'I entered Goldenbridge orphanage in my Communion outfit. I had absolutely no idea what I was doing there.'
At age seven, Bernadette Fahy was delivered with her three brothers to Goldenbridge Orphanage. She was to stay there until she was sixteen.
Goldenbridge has come to represent some of the worst aspects of childrearing practices in Ireland of the 1950s and 1960s. Seen as the offspring of people who had strayed from social respectability and religious standards, these children were made to pay for the 'sins' of their parents. Bernadette tells of the pain, fear, hunger, hard labour and isolation experienced in the orphanage.
Can a person recover from such a childhood?
How does the spirit ever take flight — and gain the 'freedom of angels'?
This is Bernadette Fahy's concern. Now trained and working as a counsellor, she has had to dig deeply into her past to understand the patterns laid down by her upbringing. She has had to rebuild her life, and now she helps others to do the same.

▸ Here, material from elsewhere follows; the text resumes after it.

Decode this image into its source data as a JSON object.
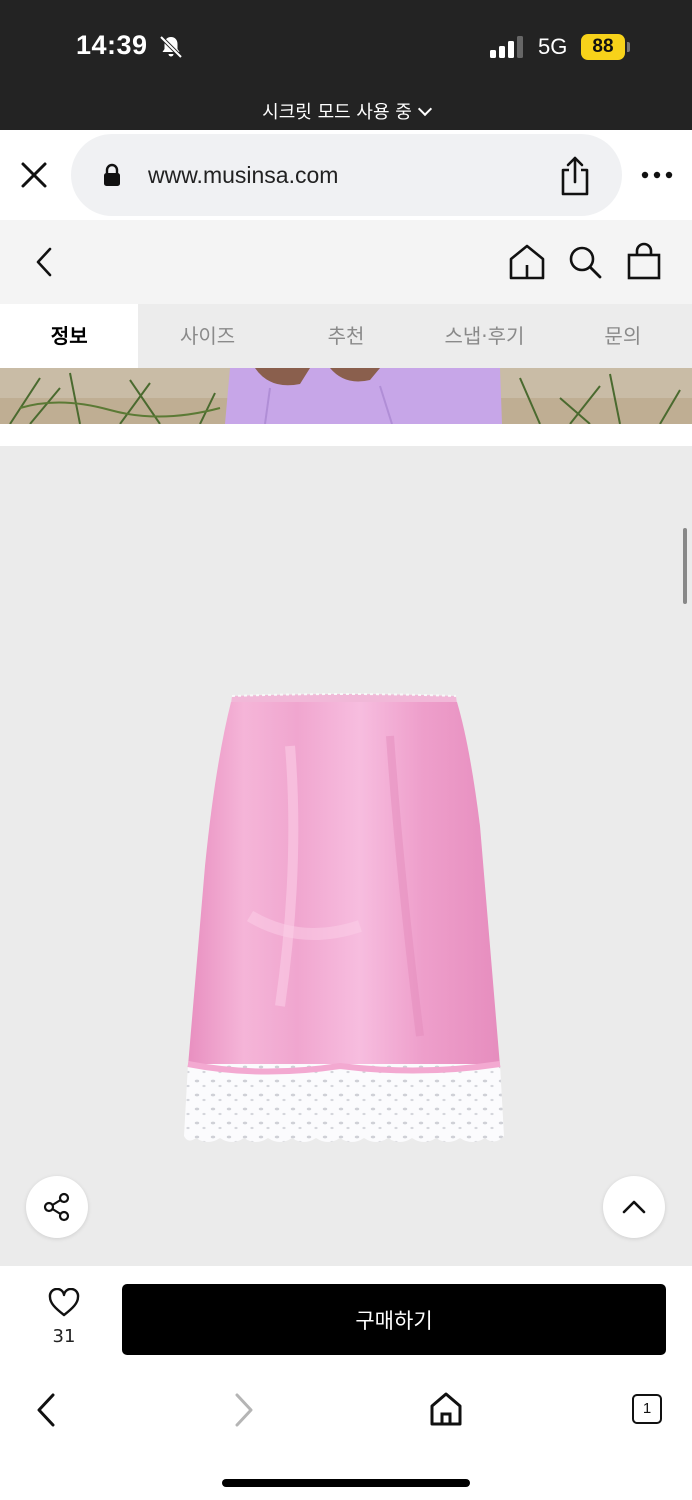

This book is a story of triumph over the harshest of circumstances.